#### [EXERCISE]
Find every line containing the word "true" in the records below; report only how many there are.

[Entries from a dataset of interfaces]
----------------
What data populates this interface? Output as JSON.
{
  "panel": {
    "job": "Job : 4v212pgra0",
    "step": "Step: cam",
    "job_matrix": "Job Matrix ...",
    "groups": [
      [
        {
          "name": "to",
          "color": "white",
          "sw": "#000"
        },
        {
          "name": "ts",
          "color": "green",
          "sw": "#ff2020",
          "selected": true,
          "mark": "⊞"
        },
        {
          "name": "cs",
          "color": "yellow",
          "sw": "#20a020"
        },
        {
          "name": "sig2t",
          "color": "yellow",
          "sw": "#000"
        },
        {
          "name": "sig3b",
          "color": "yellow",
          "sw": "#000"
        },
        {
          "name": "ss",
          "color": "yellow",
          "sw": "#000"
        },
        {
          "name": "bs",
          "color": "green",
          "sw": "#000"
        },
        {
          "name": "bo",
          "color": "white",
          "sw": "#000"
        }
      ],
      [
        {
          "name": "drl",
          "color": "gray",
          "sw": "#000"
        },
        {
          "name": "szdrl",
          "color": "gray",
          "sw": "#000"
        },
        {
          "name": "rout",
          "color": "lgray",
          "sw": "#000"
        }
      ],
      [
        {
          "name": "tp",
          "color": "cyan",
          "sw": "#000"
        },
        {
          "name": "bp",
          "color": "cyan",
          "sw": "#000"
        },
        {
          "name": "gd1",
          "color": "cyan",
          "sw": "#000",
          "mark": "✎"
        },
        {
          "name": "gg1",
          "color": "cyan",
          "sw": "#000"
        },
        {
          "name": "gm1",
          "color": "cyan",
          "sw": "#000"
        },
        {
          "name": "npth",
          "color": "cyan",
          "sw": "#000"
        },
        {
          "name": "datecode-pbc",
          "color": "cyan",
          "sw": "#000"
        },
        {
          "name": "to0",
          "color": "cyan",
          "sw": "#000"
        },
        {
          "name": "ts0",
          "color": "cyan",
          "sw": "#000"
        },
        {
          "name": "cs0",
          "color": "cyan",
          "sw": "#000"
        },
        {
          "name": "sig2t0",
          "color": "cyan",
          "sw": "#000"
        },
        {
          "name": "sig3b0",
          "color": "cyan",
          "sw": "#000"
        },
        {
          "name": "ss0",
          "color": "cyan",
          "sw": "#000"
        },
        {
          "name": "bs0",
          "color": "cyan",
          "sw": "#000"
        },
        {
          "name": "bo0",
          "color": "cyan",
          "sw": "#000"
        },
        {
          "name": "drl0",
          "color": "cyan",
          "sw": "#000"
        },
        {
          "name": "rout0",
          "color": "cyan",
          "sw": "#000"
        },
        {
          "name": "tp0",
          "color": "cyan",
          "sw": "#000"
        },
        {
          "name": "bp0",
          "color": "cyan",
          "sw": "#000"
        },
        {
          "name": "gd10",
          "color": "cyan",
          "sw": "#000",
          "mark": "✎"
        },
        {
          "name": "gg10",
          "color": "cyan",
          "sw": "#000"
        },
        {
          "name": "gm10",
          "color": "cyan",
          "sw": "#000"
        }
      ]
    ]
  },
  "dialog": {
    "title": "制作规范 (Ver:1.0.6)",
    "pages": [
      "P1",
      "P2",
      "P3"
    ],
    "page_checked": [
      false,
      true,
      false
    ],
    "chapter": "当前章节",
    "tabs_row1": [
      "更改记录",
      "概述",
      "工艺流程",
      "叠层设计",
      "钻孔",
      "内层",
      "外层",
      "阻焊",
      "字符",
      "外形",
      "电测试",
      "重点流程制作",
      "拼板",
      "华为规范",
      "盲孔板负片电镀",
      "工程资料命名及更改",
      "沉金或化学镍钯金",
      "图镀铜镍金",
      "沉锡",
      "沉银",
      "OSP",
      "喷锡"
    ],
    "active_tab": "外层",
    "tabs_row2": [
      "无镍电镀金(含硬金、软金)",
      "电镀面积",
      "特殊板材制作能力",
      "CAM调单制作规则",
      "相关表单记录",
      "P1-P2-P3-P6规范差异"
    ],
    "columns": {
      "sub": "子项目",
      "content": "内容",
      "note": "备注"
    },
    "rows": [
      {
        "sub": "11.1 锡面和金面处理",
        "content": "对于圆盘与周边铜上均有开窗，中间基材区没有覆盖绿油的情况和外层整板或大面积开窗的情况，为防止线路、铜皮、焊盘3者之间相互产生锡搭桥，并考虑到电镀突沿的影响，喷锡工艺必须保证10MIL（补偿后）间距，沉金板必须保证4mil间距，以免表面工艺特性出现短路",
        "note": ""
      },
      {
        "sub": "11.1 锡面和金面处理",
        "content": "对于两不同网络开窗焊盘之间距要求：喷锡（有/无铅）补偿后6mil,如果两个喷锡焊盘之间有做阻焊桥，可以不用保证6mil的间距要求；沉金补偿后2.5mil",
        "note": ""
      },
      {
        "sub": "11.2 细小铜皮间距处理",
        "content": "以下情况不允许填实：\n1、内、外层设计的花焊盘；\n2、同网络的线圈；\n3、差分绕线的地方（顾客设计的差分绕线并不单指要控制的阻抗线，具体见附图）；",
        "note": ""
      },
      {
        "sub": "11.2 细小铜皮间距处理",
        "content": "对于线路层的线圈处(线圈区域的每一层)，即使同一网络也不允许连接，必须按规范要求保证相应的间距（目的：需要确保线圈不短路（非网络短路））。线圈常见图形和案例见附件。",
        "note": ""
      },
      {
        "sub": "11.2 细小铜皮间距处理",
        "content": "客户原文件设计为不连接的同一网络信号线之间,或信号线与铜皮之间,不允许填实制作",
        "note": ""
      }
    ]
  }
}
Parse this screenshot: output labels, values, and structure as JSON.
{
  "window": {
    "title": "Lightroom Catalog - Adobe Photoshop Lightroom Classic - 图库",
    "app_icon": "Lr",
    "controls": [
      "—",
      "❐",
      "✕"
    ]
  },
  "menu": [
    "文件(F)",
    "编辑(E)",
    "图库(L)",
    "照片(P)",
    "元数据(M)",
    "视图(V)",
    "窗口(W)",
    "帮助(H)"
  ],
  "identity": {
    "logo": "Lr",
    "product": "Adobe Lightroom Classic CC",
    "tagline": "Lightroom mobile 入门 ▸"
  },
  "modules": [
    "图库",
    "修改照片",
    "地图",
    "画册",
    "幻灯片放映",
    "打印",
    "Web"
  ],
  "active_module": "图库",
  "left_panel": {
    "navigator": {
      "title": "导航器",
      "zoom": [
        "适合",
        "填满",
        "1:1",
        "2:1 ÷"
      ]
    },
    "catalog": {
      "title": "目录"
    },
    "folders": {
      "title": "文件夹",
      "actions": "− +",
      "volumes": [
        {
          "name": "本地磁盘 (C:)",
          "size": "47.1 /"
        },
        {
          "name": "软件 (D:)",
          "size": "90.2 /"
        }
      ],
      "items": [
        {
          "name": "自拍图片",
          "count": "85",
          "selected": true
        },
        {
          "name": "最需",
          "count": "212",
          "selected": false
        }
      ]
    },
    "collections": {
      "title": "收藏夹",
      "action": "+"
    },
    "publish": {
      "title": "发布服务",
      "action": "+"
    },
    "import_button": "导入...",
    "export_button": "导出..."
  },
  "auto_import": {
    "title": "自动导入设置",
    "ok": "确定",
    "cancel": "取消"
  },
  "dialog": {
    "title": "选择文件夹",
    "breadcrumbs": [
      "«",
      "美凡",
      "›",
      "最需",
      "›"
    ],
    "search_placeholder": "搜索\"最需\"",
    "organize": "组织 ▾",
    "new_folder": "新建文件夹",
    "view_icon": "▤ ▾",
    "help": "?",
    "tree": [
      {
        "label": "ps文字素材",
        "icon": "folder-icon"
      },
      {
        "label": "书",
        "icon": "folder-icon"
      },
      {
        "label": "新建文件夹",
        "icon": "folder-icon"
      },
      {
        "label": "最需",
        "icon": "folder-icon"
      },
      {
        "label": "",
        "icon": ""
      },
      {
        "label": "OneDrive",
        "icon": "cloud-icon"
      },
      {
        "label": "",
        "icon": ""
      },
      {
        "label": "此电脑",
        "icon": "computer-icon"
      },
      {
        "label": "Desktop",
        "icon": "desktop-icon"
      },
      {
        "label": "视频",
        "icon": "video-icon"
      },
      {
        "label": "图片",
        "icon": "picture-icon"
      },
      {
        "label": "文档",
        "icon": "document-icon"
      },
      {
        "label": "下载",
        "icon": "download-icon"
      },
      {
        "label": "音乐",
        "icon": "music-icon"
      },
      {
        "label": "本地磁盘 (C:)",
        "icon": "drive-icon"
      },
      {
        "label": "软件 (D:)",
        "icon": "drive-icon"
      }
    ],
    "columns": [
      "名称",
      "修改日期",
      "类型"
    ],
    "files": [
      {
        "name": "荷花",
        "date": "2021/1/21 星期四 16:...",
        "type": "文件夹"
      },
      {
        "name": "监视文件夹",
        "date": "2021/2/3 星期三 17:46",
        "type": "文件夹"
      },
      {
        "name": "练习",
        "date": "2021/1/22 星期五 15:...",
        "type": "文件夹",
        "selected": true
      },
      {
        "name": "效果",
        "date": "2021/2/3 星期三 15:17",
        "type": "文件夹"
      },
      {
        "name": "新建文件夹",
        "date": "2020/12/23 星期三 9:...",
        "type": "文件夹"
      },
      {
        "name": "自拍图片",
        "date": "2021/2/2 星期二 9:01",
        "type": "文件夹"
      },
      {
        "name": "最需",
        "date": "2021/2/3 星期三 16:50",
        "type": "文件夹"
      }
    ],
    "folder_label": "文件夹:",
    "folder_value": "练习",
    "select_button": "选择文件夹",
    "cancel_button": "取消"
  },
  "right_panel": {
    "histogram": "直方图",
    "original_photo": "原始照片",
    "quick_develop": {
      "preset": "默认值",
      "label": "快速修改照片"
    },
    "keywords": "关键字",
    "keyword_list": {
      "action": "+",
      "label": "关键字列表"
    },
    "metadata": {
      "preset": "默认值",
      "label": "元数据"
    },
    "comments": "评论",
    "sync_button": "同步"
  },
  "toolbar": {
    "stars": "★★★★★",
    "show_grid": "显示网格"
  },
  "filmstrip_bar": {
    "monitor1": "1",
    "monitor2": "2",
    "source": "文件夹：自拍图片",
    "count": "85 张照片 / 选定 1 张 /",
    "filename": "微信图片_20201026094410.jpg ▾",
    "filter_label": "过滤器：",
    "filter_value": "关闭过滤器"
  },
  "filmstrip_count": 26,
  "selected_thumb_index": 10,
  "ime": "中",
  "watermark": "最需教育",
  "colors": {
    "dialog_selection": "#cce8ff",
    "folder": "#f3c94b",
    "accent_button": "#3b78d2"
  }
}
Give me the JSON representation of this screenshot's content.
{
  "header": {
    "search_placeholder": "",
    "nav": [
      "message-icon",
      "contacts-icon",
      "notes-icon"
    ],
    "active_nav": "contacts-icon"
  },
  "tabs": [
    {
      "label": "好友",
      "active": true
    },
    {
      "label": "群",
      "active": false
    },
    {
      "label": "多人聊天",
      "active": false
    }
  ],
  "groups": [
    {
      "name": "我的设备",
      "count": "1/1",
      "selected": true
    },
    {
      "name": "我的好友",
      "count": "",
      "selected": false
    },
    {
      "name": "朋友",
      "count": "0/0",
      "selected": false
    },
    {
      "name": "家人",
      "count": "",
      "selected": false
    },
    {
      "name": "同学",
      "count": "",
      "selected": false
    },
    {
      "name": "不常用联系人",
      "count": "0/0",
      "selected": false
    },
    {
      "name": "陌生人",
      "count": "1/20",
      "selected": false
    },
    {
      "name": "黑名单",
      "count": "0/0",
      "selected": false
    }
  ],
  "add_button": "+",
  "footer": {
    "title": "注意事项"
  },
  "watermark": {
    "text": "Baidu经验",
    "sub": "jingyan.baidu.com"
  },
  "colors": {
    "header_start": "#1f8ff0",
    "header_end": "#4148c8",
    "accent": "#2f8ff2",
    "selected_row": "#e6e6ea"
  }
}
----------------
#### [RESULT FOR THIS TASK]
6